Data for analysis below:

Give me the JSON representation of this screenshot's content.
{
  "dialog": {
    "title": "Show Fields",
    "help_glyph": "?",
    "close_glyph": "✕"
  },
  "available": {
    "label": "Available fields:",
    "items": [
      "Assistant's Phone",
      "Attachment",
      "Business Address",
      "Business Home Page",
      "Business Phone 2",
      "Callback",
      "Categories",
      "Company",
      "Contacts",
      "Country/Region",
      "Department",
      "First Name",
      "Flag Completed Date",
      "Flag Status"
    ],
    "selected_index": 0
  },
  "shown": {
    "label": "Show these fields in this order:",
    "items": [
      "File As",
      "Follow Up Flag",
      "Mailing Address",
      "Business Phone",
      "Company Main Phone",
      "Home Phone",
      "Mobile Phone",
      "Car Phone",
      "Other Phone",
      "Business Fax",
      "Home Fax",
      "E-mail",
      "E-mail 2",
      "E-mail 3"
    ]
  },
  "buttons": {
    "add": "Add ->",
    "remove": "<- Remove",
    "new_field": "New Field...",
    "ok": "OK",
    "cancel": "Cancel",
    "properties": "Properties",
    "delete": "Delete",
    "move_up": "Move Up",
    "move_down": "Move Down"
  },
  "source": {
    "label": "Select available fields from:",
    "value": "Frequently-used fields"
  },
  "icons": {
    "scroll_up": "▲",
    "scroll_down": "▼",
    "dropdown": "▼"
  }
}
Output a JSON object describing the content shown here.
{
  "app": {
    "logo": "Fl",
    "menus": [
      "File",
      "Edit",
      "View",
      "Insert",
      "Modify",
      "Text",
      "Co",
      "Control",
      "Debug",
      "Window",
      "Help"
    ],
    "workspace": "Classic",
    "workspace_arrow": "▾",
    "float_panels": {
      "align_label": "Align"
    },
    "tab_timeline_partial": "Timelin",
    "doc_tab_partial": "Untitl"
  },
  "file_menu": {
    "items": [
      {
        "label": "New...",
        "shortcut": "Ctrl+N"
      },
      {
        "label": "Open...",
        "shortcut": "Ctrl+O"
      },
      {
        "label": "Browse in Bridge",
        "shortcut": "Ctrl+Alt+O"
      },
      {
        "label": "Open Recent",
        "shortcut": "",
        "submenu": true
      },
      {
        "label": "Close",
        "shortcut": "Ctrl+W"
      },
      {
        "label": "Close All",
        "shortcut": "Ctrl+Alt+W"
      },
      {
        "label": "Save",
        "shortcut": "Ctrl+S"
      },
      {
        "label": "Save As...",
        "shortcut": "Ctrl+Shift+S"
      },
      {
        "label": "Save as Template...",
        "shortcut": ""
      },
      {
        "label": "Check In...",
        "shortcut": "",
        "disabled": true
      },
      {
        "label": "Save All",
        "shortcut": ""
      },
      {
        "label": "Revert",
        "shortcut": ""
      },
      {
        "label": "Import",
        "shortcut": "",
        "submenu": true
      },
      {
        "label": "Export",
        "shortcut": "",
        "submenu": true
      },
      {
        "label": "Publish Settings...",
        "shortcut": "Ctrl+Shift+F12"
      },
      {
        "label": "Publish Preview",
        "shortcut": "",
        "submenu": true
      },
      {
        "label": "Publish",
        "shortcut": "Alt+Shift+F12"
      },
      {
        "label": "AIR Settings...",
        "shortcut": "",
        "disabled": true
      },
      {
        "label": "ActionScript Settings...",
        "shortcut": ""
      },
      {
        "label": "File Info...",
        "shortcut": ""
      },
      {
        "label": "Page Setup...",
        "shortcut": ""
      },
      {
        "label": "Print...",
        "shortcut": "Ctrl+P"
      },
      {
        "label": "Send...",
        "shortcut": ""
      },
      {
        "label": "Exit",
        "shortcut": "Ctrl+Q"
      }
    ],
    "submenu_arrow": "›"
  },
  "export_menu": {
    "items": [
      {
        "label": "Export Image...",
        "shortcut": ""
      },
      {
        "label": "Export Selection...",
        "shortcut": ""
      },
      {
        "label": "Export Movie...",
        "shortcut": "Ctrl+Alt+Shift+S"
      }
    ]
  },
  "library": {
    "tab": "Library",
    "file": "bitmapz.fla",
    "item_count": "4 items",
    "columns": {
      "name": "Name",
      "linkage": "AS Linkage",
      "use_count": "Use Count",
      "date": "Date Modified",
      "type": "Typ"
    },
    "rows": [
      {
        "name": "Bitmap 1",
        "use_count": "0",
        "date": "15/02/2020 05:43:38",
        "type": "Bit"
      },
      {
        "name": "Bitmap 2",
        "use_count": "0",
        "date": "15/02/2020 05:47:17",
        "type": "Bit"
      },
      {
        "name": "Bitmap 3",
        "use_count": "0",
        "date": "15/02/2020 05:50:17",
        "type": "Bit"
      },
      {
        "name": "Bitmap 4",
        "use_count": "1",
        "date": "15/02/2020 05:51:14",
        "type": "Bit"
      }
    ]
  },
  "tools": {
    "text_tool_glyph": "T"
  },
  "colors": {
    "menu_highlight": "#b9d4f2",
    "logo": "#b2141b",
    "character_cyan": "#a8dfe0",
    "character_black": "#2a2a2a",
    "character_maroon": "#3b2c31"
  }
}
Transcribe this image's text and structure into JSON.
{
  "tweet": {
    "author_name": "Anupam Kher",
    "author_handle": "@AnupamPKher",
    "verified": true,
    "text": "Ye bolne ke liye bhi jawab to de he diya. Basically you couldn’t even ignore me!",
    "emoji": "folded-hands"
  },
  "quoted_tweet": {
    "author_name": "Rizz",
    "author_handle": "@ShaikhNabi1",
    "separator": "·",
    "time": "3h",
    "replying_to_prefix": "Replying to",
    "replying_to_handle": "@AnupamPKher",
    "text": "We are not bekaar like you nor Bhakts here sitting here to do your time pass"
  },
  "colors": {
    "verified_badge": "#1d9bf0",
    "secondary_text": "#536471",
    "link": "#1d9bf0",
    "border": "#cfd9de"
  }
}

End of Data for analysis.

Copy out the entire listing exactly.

Give me the JSON representation of this screenshot's content.
{
  "dialog": {
    "title": "Show Fields",
    "help_glyph": "?",
    "close_glyph": "✕"
  },
  "available": {
    "label": "Available fields:",
    "items": [
      "Assistant's Phone",
      "Attachment",
      "Business Address",
      "Business Home Page",
      "Business Phone 2",
      "Callback",
      "Categories",
      "Company",
      "Contacts",
      "Country/Region",
      "Department",
      "First Name",
      "Flag Completed Date",
      "Flag Status"
    ],
    "selected_index": 0
  },
  "shown": {
    "label": "Show these fields in this order:",
    "items": [
      "File As",
      "Follow Up Flag",
      "Mailing Address",
      "Business Phone",
      "Company Main Phone",
      "Home Phone",
      "Mobile Phone",
      "Car Phone",
      "Other Phone",
      "Business Fax",
      "Home Fax",
      "E-mail",
      "E-mail 2",
      "E-mail 3"
    ]
  },
  "buttons": {
    "add": "Add ->",
    "remove": "<- Remove",
    "new_field": "New Field...",
    "ok": "OK",
    "cancel": "Cancel",
    "properties": "Properties",
    "delete": "Delete",
    "move_up": "Move Up",
    "move_down": "Move Down"
  },
  "source": {
    "label": "Select available fields from:",
    "value": "Frequently-used fields"
  },
  "icons": {
    "scroll_up": "▲",
    "scroll_down": "▼",
    "dropdown": "▼"
  }
}
Output a JSON object describing the content shown here.
{
  "app": {
    "logo": "Fl",
    "menus": [
      "File",
      "Edit",
      "View",
      "Insert",
      "Modify",
      "Text",
      "Co",
      "Control",
      "Debug",
      "Window",
      "Help"
    ],
    "workspace": "Classic",
    "workspace_arrow": "▾",
    "float_panels": {
      "align_label": "Align"
    },
    "tab_timeline_partial": "Timelin",
    "doc_tab_partial": "Untitl"
  },
  "file_menu": {
    "items": [
      {
        "label": "New...",
        "shortcut": "Ctrl+N"
      },
      {
        "label": "Open...",
        "shortcut": "Ctrl+O"
      },
      {
        "label": "Browse in Bridge",
        "shortcut": "Ctrl+Alt+O"
      },
      {
        "label": "Open Recent",
        "shortcut": "",
        "submenu": true
      },
      {
        "label": "Close",
        "shortcut": "Ctrl+W"
      },
      {
        "label": "Close All",
        "shortcut": "Ctrl+Alt+W"
      },
      {
        "label": "Save",
        "shortcut": "Ctrl+S"
      },
      {
        "label": "Save As...",
        "shortcut": "Ctrl+Shift+S"
      },
      {
        "label": "Save as Template...",
        "shortcut": ""
      },
      {
        "label": "Check In...",
        "shortcut": "",
        "disabled": true
      },
      {
        "label": "Save All",
        "shortcut": ""
      },
      {
        "label": "Revert",
        "shortcut": ""
      },
      {
        "label": "Import",
        "shortcut": "",
        "submenu": true
      },
      {
        "label": "Export",
        "shortcut": "",
        "submenu": true
      },
      {
        "label": "Publish Settings...",
        "shortcut": "Ctrl+Shift+F12"
      },
      {
        "label": "Publish Preview",
        "shortcut": "",
        "submenu": true
      },
      {
        "label": "Publish",
        "shortcut": "Alt+Shift+F12"
      },
      {
        "label": "AIR Settings...",
        "shortcut": "",
        "disabled": true
      },
      {
        "label": "ActionScript Settings...",
        "shortcut": ""
      },
      {
        "label": "File Info...",
        "shortcut": ""
      },
      {
        "label": "Page Setup...",
        "shortcut": ""
      },
      {
        "label": "Print...",
        "shortcut": "Ctrl+P"
      },
      {
        "label": "Send...",
        "shortcut": ""
      },
      {
        "label": "Exit",
        "shortcut": "Ctrl+Q"
      }
    ],
    "submenu_arrow": "›"
  },
  "export_menu": {
    "items": [
      {
        "label": "Export Image...",
        "shortcut": ""
      },
      {
        "label": "Export Selection...",
        "shortcut": ""
      },
      {
        "label": "Export Movie...",
        "shortcut": "Ctrl+Alt+Shift+S"
      }
    ]
  },
  "library": {
    "tab": "Library",
    "file": "bitmapz.fla",
    "item_count": "4 items",
    "columns": {
      "name": "Name",
      "linkage": "AS Linkage",
      "use_count": "Use Count",
      "date": "Date Modified",
      "type": "Typ"
    },
    "rows": [
      {
        "name": "Bitmap 1",
        "use_count": "0",
        "date": "15/02/2020 05:43:38",
        "type": "Bit"
      },
      {
        "name": "Bitmap 2",
        "use_count": "0",
        "date": "15/02/2020 05:47:17",
        "type": "Bit"
      },
      {
        "name": "Bitmap 3",
        "use_count": "0",
        "date": "15/02/2020 05:50:17",
        "type": "Bit"
      },
      {
        "name": "Bitmap 4",
        "use_count": "1",
        "date": "15/02/2020 05:51:14",
        "type": "Bit"
      }
    ]
  },
  "tools": {
    "text_tool_glyph": "T"
  },
  "colors": {
    "menu_highlight": "#b9d4f2",
    "logo": "#b2141b",
    "character_cyan": "#a8dfe0",
    "character_black": "#2a2a2a",
    "character_maroon": "#3b2c31"
  }
}
Transcribe this image's text and structure into JSON.
{
  "tweet": {
    "author_name": "Anupam Kher",
    "author_handle": "@AnupamPKher",
    "verified": true,
    "text": "Ye bolne ke liye bhi jawab to de he diya. Basically you couldn’t even ignore me!",
    "emoji": "folded-hands"
  },
  "quoted_tweet": {
    "author_name": "Rizz",
    "author_handle": "@ShaikhNabi1",
    "separator": "·",
    "time": "3h",
    "replying_to_prefix": "Replying to",
    "replying_to_handle": "@AnupamPKher",
    "text": "We are not bekaar like you nor Bhakts here sitting here to do your time pass"
  },
  "colors": {
    "verified_badge": "#1d9bf0",
    "secondary_text": "#536471",
    "link": "#1d9bf0",
    "border": "#cfd9de"
  }
}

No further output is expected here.